Chichester Theatre’s Festival 2016 opened last night with the press night of Graham Greene’s whimsical comedy Travels with My Aunt.
This is an entirely new production. The story is the same but some bright sparks – that would be playwrights Ron Cowen and Daniel Lipman – thought that it could be improved with the addition of music, songs and dance routines. And, do you know, they may be right.
George Stiles and Anthony Drewe have come up with more than 20 numbers, which is excessive for any musical, but their playfulness and retro style beautifully complement this outlandish and improbable story about a mother and son embarking on an unlikely voyage of discovery.
Patricia Hodge is miscast as the bohemian Aunt Augusta who turns up at her sister’s funeral, hijacks the event, and introduces herself to the grieving son, the priggish, dull as dishwater, former bank manager, Henry (Steven Pacey).
Henry now spends his time talking to his dahlias and pottering around his garden. His life is grey, ordinary, and without incident.
But all this changes when Augusta’s West African lover, Wordsworth (Hugh Maynard), hides drugs in Henry’s mother’s urn, and the aunt’s errant, long-term love, a suspected Nazi war criminal and sympathiser, is held to ransom.

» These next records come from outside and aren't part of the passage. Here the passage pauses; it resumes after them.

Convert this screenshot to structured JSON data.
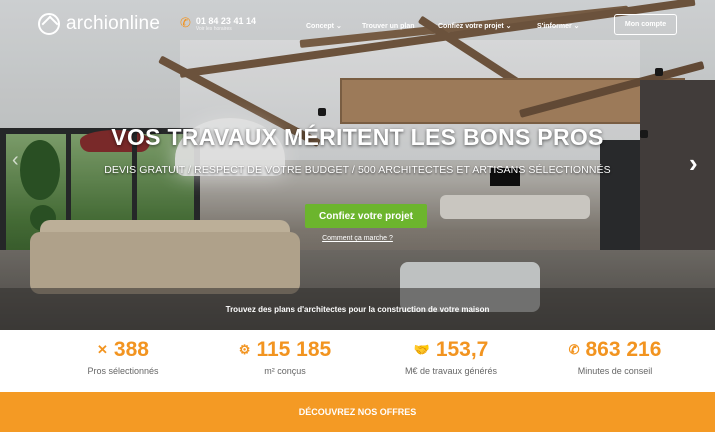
{
  "header": {
    "logo_text": "archionline",
    "phone_number": "01 84 23 41 14",
    "phone_subtext": "Voir les horaires",
    "nav": [
      {
        "label": "Concept ⌄"
      },
      {
        "label": "Trouver un plan"
      },
      {
        "label": "Confiez votre projet ⌄"
      },
      {
        "label": "S'informer ⌄"
      }
    ],
    "account_label": "Mon compte"
  },
  "hero": {
    "title": "VOS TRAVAUX MÉRITENT LES BONS PROS",
    "subtitle": "DEVIS GRATUIT / RESPECT DE VOTRE BUDGET / 500 ARCHITECTES ET ARTISANS SÉLECTIONNÉS",
    "cta_label": "Confiez votre projet",
    "how_label": "Comment ça marche ?",
    "plans_text": "Trouvez des plans d'architectes pour la construction de votre maison"
  },
  "stats": [
    {
      "icon": "✕",
      "value": "388",
      "label": "Pros sélectionnés"
    },
    {
      "icon": "⚙",
      "value": "115 185",
      "label": "m² conçus"
    },
    {
      "icon": "🤝",
      "value": "153,7",
      "label": "M€ de travaux générés"
    },
    {
      "icon": "✆",
      "value": "863 216",
      "label": "Minutes de conseil"
    }
  ],
  "offers_label": "DÉCOUVREZ NOS OFFRES",
  "colors": {
    "accent_orange": "#f49a24",
    "cta_green": "#6cb52d"
  }
}
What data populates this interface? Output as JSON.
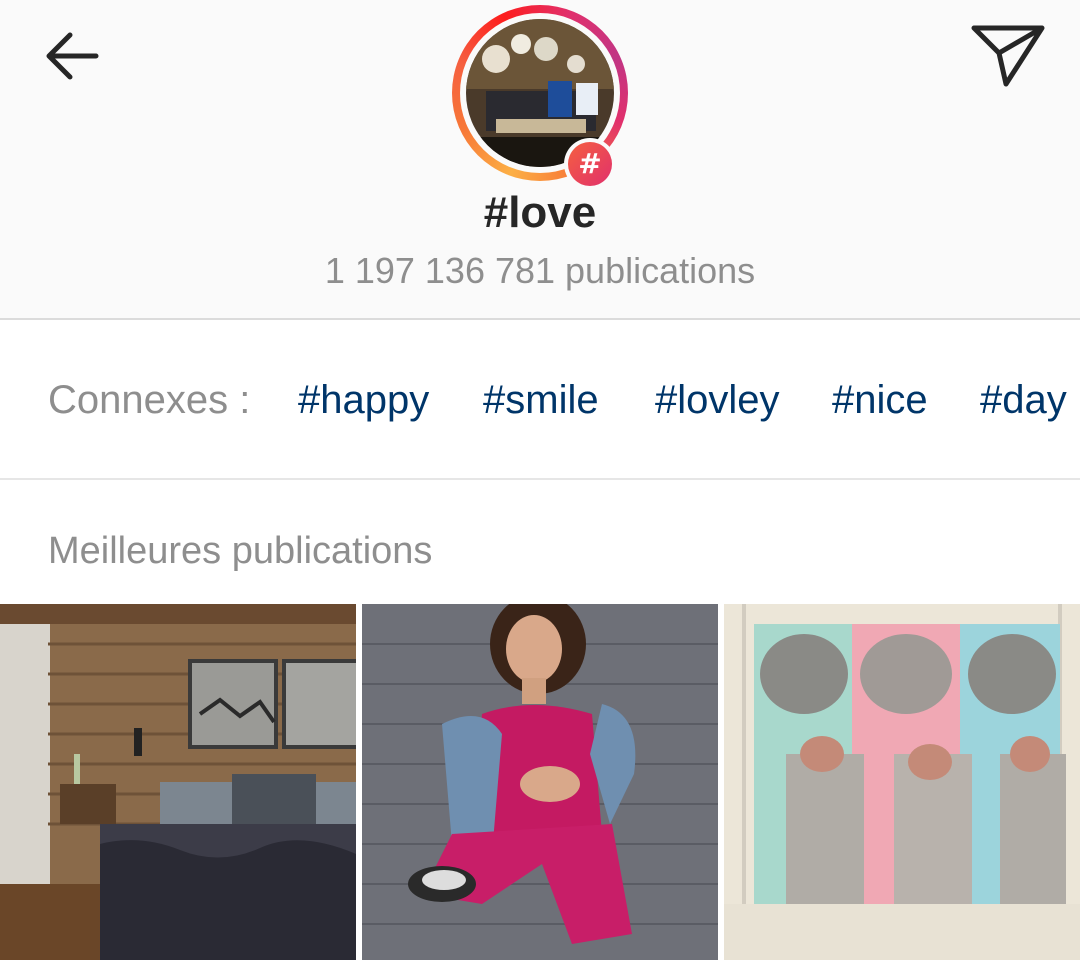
{
  "header": {
    "hashtag": "#love",
    "post_count": "1 197 136 781 publications",
    "badge_symbol": "#"
  },
  "related": {
    "label": "Connexes :",
    "tags": [
      "#happy",
      "#smile",
      "#lovley",
      "#nice",
      "#day"
    ]
  },
  "sections": {
    "top_posts": "Meilleures publications"
  },
  "icons": {
    "back": "back-arrow-icon",
    "send": "paper-plane-icon",
    "hashtag": "hashtag-icon"
  },
  "colors": {
    "tag_link": "#003569",
    "muted_text": "#8e8e8e",
    "title_text": "#262626",
    "header_bg": "#fafafa"
  },
  "posts": [
    {
      "subject": "rustic-bedroom"
    },
    {
      "subject": "woman-pink-dress"
    },
    {
      "subject": "newborn-triplets"
    }
  ]
}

Henry finds himself being forced to accompany Augusta on a wild journey through Europe, Turkey, Central and South America to rescue the old rogue and, in the process, finds himself.
It’s totally daft but thoroughly enjoyable. Ewan Jones’ stylish choreography is wonderfully authentic for a story that is set in 1969. The ensemble wiggle about like they’re dancing The Watusi or The Mashed Potato.
The girls, all bouffants and false eyelashes, are dressed in their groovy, happening psychedelic minis and the boys in their flower-power shirts. All very hip and right-on.
But there’s Henry in his wool three piece suit and tie. It takes the entire play for him to relax and change into something (slightly) more comfortable. Meanwhile Hodge looks about as bohemian as Margaret Thatcher.
Colin Falconer’s creative set replicates a rail station, with a movable waiting room doubling as a bar and the signal box used to house the band. The rest of it comprises of a couple of benches and a few railings which are ingeniously used throughout.
There’s not much space in Chichester’s Minerva Theatre but it hasn’t stopped director Christopher Luscombe staging a vibrant and witty musical that takes the audience on a whistle-stop journey from London to Paris, Milan, Istanbul and Asunción via train and ferry.
Pacey has it pegged as the grouchy, colourless and banal Henry, who gets hiccups when under stress, although he does admit brightly, over his mother’s coffin: “Funerals have always excited me. I’ve been looking forward to cremating her for days!”.
The reluctant traveller perks up a bit when offered a joint to smoke by a pregnant young hippy called Tooley (Haley Flaherty) who, astonishingly, then falls for the square even though he’s old enough to be her father.
Interestingly, Luscombe has chosen not to let anyone in the production actually smoke (herbal or otherwise) – and there are a lot of cigarettes bandied about – which looks rather odd (but a relief to those of us who cough and splutter when anyone does light up).
Both Pacey and Hodge make a fine stab at their songs though neither are powerful vocalists.
When we do get to finally meet Augusta’s kidnapped lover “Mr Visconti” he turns out to be a bit of a disappointment. “Good god! He’s short, fat and bald!” exclaims Henry. Yes, actor Jack Chissick is rather diminutive but he’s a lovely mover on the dance floor.
The songs are jolly and charming though none really stand out. Drewe’s lyrics are comical. In the Act One finale, Used For The Very Last Time, a humiliated Henry rages at his aunt: “While You have flitted and flirted I have had rubber gloves inserted!” A painful reminder of his journey through customs.
Jig Jig sees the female dancers shake their booty in barely there minis while Hodge’s manipulative, cold, unemotional and deceitful Aunt Augusta amuses with Life’s Too Short (for long funerals).
Augusta wants to live a life full of magical memories, and there’s no doubt that Travels with My Aunt is memorably magical, but it’s a big ask to believe that Patricia Hodge’s Aunt was a former prostitute. Bohemian, as Graham Greene described the old dear, the immaculately attired Ms Hodge is not.
Travels with My Aunt runs in Chichester’s Minerva Theatre until June 4.
Travels with My Aunt
This new musical version of Graham Greene’s Travels with My Aunt, in Chichester’s Minerva Theatre, is charming, whimsical and stylish.